Prenatal use of methamphetamine is associated with behavior problems in children as young as 3 years. The study, “Prenatal Methamphetamine Exposure and Childhood Behavior Problems at 3 and 5 Years of Age,” in the April 2012 issue of Pediatrics (published online March 19) used maternal self-reporting and/or meconium results to determine prenatal methamphetamine use as part of a prospective, longitudinal study. The authors found that children as young as age 3 had an increased risk of emotional reactivity and anxiety/depression. By age 5, children prenatally exposed to methamphetamine were at higher risk of attention-deficit/hyperactivity disorder (ADHD).
The authors conclude that early detection of specific methamphetamine-associated behavioral syndromes, such as anxiety, depression, ADHD and emotional volatility, could lead to the development of better prevention and intervention programs for these children.
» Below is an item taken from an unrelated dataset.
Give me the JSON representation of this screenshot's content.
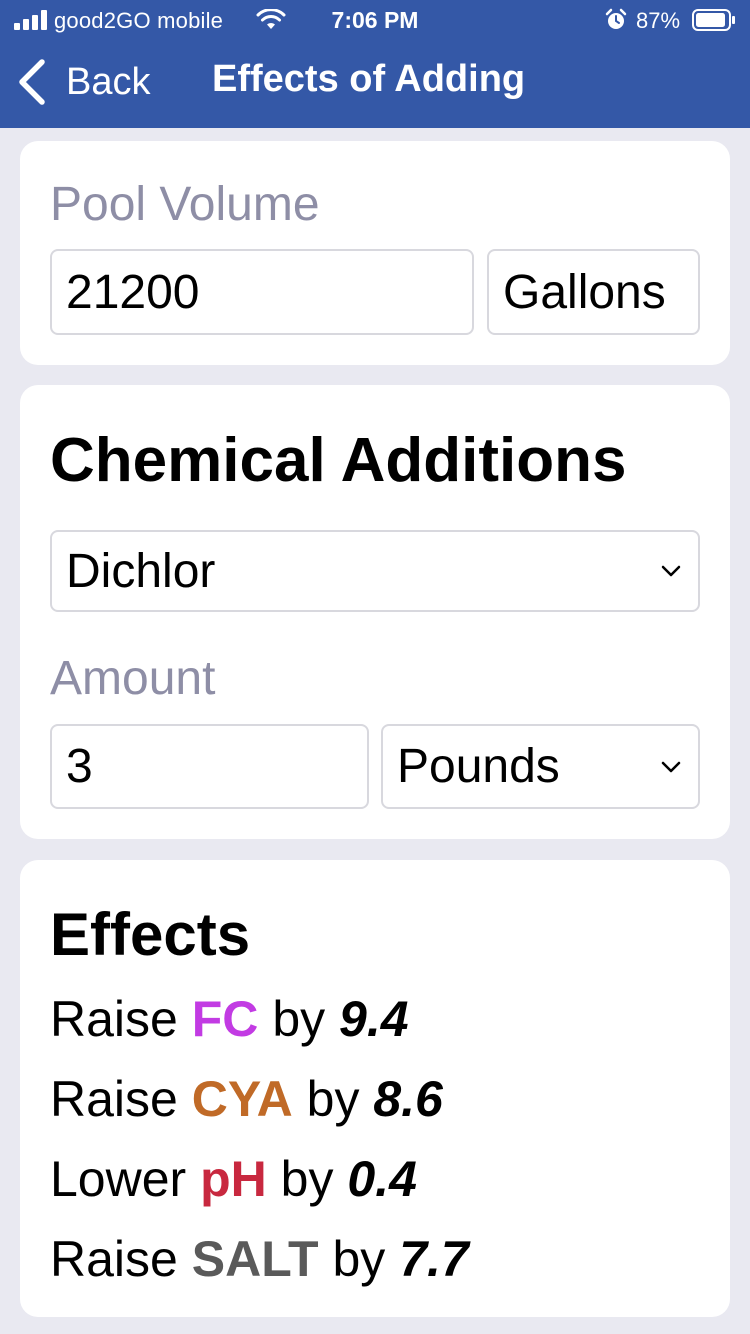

The American Academy of Pediatrics is an organization of 60,000 primary care pediatricians, pediatric medical subspecialists and pediatric surgical specialists dedicated to the health, safety and well-being of infants, children, adolescents and young adults. (www.aap.org)